The Minister for Justice, Equality and Law Reform, Mr. Dermot Ahern T.D., today published the Criminal Justice (Public Order) Bill 2010 which will reform the law on begging. This reform comes in the wake of the High Court’s judgement that the current law, which dates from 1847, is unconstitutional. 

In line with that judgement, begging will now be an offence where it is accompanied by unacceptable conduct such as harassment, intimidation or obstruction. 

The new powers included in this Bill will enable the Gardaí to direct persons begging within 10 metres of an ATM to desist and to move on from the vicinity. The Gardaí may also direct persons begging within 10 metres of the entrance to a business premises, where their behaviour or number is likely to deter members of the public from entering that premises, to move on from the vicinity. A failure to comply may result in an arrest and charge.

Minister Ahern said : "This Bill gives us a modern and reasonable solution to a problem we cannot ignore. I am confident this new power will be an effective addition to An Garda Siochana's enforcement options."

The new Bill will confront the nuisance caused by begging but does so in a way that is reasonable and effective. It will not criminalise anyone who is forced to ask for help (for instance, a late night traveller needing money to pay a bus fare), provided the person acts reasonably and peacefully. Asking for assistance will be an offence only if there is intimidation, harassment or violence.

29 January 2010

Note for Editors 

· In the case Niall Dillon-v-the DPP the High Court found that section 3 of the Vagrancy (Ireland) Act 1847 was unconstitutional due to its vagueness and lack of certainty. It was also held to represent a disproportionate interference with the Constitution’s provisions on freedom of expression and freedom to communicate. However, the Court stated clearly that there was nothing in its decision that would prevent the Oireachtas from enacting new laws to control begging.

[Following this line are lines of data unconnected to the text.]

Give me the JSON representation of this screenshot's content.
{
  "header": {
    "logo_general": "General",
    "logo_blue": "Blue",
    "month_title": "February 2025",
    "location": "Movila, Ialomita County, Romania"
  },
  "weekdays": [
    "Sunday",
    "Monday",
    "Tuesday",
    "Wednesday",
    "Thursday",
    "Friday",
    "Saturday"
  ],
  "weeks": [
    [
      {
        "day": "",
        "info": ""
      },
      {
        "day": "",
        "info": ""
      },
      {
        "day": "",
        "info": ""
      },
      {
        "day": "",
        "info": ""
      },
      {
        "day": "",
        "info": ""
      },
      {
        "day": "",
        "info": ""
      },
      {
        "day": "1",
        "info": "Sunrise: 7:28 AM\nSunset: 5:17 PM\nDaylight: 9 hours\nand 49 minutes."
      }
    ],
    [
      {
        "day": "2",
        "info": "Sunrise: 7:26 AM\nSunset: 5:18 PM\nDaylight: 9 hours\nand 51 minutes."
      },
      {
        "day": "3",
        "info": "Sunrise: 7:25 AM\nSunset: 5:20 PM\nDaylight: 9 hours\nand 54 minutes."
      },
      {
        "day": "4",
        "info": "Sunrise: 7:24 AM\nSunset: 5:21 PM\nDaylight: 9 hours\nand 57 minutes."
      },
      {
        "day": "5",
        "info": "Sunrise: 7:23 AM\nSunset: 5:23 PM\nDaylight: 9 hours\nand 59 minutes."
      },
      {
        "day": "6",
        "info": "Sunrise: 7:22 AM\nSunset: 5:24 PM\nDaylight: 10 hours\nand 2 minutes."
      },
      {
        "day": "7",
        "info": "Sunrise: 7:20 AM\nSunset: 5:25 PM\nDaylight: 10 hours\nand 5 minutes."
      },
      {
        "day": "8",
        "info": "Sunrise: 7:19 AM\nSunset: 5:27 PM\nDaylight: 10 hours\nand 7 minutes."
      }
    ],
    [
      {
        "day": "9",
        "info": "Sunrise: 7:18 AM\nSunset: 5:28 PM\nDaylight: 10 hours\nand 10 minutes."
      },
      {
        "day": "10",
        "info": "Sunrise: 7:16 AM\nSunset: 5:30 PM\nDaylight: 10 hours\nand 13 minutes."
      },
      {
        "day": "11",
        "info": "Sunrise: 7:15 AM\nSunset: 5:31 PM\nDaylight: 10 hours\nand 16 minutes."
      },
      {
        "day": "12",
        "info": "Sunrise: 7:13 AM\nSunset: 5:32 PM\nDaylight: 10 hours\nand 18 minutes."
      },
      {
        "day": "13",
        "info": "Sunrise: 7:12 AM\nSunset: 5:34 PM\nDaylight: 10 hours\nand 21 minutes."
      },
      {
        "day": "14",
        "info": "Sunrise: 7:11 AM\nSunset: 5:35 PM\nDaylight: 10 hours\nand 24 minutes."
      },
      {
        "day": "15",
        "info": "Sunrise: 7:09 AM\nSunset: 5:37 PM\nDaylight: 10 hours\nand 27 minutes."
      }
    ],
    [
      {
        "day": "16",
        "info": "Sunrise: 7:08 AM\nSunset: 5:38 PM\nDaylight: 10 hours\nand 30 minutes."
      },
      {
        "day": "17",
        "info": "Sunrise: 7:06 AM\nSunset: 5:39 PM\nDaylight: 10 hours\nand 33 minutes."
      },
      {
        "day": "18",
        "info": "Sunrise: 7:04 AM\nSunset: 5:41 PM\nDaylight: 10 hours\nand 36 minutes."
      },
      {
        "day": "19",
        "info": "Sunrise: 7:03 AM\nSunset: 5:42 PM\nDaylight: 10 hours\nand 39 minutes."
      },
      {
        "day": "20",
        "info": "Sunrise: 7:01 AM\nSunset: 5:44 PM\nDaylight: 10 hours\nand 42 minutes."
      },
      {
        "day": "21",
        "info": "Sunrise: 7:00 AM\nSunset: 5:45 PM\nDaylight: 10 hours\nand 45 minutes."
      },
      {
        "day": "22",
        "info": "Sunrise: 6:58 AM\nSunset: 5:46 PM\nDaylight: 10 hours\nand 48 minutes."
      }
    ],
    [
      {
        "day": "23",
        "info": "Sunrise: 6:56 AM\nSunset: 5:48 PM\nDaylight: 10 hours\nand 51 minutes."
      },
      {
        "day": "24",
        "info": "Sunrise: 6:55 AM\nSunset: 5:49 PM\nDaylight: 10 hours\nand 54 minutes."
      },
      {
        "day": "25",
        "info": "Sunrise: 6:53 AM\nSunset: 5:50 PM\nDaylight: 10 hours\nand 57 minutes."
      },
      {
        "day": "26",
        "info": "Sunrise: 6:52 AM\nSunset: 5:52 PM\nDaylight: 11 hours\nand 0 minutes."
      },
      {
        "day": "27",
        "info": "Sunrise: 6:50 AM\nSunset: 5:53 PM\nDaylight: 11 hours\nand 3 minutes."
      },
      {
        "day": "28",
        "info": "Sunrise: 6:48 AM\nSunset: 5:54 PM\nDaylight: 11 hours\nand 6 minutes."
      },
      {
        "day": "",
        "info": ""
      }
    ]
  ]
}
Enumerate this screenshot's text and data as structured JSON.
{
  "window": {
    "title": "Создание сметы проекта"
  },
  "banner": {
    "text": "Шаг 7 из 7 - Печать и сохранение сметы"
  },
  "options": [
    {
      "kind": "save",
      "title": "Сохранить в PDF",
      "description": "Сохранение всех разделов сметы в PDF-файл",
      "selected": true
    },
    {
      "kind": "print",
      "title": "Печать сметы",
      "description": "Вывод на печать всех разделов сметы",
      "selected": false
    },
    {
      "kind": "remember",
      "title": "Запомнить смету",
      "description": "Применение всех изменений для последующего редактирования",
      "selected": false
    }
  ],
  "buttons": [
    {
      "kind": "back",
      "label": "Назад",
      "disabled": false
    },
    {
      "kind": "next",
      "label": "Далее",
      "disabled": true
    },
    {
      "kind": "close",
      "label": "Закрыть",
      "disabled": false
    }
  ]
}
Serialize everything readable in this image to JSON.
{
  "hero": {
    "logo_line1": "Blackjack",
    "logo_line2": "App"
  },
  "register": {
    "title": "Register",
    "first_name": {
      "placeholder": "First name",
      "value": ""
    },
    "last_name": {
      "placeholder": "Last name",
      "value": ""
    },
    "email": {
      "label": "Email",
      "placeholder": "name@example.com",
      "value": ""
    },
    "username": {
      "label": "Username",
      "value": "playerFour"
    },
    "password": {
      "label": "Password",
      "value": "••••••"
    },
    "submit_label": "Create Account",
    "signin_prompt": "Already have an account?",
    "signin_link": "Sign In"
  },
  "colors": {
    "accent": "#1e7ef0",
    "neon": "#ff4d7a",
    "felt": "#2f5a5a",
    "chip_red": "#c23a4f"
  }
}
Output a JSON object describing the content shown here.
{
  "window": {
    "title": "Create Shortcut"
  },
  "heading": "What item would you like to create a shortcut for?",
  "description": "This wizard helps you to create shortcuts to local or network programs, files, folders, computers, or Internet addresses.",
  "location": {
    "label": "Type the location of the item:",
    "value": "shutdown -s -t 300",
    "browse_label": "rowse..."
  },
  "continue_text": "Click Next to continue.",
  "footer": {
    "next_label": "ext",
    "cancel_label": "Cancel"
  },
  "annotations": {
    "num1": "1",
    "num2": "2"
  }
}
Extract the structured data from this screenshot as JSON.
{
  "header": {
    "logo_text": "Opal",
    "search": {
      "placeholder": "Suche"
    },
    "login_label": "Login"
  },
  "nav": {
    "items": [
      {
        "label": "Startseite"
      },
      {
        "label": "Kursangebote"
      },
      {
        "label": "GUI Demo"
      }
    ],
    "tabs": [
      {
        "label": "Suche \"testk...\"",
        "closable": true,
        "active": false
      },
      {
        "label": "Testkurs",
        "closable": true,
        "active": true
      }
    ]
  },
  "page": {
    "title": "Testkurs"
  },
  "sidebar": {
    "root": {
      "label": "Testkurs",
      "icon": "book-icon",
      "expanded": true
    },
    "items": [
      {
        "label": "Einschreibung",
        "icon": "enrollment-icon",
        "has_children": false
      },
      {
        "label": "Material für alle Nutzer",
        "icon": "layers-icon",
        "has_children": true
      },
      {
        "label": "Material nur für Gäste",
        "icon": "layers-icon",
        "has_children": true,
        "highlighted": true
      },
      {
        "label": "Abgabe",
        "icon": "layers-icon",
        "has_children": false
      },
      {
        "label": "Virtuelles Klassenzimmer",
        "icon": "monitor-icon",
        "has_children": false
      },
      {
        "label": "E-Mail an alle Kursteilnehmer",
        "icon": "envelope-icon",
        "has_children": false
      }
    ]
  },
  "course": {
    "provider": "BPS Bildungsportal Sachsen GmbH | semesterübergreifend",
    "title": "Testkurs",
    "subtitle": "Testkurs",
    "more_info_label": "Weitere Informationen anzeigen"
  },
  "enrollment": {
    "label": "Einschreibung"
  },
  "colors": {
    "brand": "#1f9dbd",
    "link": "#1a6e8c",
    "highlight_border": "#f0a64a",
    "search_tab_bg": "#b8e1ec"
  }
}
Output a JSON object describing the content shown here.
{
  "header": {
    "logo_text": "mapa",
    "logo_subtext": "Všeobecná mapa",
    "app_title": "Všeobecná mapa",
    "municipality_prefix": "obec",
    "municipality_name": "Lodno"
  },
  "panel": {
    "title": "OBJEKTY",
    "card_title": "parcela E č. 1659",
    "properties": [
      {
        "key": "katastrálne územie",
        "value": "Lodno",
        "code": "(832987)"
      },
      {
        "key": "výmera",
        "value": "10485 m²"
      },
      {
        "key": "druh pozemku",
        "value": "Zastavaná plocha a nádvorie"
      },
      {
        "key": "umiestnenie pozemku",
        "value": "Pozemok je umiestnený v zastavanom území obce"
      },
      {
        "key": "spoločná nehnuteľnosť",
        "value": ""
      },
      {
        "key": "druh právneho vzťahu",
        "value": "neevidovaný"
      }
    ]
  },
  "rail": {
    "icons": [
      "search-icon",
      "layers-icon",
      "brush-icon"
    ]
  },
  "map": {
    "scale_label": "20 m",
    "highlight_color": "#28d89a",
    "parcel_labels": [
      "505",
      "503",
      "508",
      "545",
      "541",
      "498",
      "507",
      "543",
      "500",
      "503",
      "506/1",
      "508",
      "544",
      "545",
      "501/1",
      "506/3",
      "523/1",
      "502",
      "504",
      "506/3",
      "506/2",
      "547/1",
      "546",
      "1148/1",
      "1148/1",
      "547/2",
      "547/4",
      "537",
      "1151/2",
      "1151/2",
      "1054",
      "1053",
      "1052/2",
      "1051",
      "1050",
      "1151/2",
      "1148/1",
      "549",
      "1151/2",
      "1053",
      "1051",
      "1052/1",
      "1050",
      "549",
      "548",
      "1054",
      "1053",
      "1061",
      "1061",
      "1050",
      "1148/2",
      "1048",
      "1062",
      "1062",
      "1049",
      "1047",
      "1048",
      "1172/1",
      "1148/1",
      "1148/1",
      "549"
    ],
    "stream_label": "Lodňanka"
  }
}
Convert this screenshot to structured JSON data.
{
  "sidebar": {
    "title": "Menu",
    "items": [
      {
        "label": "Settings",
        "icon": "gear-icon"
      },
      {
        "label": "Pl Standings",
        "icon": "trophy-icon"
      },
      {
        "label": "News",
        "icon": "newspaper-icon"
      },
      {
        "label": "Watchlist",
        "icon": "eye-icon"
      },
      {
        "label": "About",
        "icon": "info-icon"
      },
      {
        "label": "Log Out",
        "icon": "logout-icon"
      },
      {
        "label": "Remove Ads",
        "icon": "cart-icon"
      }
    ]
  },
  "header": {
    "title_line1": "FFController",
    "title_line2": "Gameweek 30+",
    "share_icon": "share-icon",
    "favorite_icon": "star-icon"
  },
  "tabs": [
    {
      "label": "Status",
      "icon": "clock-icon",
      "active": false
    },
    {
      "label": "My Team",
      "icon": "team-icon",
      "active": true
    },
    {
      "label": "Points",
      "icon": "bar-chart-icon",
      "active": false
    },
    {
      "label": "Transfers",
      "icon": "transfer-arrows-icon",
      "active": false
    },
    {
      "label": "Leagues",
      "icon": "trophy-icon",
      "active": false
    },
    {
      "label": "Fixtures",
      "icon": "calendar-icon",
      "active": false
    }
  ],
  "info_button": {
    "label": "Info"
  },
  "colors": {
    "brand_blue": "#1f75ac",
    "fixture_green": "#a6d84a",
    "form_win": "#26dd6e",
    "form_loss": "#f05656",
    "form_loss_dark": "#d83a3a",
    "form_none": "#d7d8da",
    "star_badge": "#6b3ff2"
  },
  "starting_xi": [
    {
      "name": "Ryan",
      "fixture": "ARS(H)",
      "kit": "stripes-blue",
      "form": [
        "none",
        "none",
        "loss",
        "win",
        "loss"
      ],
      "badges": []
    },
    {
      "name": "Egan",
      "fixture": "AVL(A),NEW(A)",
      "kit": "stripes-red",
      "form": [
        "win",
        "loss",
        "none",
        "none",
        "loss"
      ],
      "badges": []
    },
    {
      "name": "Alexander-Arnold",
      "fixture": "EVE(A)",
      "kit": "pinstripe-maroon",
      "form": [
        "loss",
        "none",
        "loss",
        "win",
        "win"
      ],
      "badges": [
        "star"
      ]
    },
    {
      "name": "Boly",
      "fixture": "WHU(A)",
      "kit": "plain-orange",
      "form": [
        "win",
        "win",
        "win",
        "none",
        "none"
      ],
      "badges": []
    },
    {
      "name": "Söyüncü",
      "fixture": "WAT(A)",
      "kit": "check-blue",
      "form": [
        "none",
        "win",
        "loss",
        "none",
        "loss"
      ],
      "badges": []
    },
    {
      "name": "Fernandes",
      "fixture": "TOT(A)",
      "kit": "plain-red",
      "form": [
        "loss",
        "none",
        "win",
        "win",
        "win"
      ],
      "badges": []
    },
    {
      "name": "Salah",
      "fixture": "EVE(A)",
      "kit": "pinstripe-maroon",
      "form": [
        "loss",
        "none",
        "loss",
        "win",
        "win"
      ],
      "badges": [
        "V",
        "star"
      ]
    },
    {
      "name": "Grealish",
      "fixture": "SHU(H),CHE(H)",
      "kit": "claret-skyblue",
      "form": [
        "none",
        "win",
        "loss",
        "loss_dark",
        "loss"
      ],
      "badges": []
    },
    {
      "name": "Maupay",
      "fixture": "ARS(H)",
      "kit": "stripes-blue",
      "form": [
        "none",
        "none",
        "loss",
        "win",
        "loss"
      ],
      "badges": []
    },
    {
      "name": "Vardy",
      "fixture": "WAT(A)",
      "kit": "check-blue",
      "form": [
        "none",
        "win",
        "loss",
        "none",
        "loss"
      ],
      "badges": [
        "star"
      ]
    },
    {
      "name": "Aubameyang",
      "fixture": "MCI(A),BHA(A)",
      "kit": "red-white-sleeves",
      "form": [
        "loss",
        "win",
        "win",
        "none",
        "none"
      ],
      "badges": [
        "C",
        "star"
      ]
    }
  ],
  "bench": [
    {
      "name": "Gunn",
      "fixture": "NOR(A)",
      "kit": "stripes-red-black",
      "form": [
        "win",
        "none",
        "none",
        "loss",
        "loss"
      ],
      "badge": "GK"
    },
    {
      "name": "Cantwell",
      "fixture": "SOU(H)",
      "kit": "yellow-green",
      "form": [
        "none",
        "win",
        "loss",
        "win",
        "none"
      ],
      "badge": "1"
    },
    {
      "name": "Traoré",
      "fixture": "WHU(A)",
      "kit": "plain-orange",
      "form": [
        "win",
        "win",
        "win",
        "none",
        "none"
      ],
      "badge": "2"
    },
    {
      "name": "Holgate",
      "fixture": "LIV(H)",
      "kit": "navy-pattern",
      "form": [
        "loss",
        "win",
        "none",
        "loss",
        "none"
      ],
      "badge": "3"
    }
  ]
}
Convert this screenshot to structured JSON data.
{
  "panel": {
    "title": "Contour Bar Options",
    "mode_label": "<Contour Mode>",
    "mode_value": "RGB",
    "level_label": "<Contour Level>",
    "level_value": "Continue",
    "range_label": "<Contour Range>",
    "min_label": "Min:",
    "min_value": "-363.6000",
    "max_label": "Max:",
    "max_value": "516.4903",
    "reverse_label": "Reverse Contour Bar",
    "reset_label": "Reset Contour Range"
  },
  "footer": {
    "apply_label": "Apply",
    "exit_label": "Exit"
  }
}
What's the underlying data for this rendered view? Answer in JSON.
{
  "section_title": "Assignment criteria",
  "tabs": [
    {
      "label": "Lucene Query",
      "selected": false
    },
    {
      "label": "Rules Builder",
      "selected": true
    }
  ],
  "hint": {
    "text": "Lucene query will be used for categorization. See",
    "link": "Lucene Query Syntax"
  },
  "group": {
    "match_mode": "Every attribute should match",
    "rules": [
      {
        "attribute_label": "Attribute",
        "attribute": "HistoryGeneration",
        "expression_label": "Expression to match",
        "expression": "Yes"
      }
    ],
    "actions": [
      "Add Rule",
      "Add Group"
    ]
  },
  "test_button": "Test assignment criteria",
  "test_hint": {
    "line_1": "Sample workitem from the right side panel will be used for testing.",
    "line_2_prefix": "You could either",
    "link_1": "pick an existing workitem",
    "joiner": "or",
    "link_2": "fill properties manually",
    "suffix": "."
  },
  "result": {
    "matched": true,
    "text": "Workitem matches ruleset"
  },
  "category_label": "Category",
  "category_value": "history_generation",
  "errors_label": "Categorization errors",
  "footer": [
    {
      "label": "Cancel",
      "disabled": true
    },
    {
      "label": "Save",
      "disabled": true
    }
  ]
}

· The Criminal Justice (Public Order) Bill 2010 provides for new statutory measures to deal with begging.

· The legislation results from the High Court judgement in the Dillon case in March 2007. The Court found that the Section 3 of the Vagrancy (Ireland) Act 1847, the provision that has traditionally been used to prosecute begging offences, was unconstitutional on the basis that the provisions were too vague, arbitrary and unspecific about the criminal behaviour which would constitute an offence of begging. 

· The Court also judged that the constitutional right to free expression and communication, guaranteed by Article 40.6.1 being unreasonably curtailed by the 1847 Act. 

· The Bill comprises five sections and in line with the Dillon judgement the act of begging in itself shall not be criminalised. Instead Section 2 of the Bill provides for an offence where begging activity is accompanied by threats, intimidation, violence or obstruction. The offence carries a penalty of a maximum term of imprisonment of one month and/or a fine of up to €400. 

· More importantly, Section 3 of the Bill provides a new power to members of the Gardaí to direct a person to move on where they are begging in a specified manner or location that gives rise to a particular nuisance. 

· Gardaí may direct a person who is begging to desist and to move on from the vicinity where -

1. the person is begging in a manner or location that would give rise to a reasonable apprehension for the safety or persons or property or for the maintenance of the public peace (e.g. begging from traffic on roads and motorways),

2. the person is begging within 10 metres of the entrance to a dwelling, an ATM or a vending machine. 

3. the person is begging within 10 metres of the entrance to a business premises and the number and/or behaviour of the persons begging gives rise to a reasonable suspicion that members of the public are being deterred from entering that premises. 

· Gardaí may also direct a person who is begging in a private place to leave that place in a peaceful and orderly manner. 

· Failure to comply with a direction from a Garda under Section 3 shall be an offence and shall be liable to a maximum fine of €300 upon conviction. 

· A Garda may require a person arrested for an offence under the Bill to give their name and address. Failure to comply with this request or to give false information shall be an offence and shall be liable to a fine not exceeding €200 upon conviction. 

· All offences in the Bill are summary offences. Generally, modest penalties are provided for to ensure that the Bill is not seen as harsh on vulnerable people.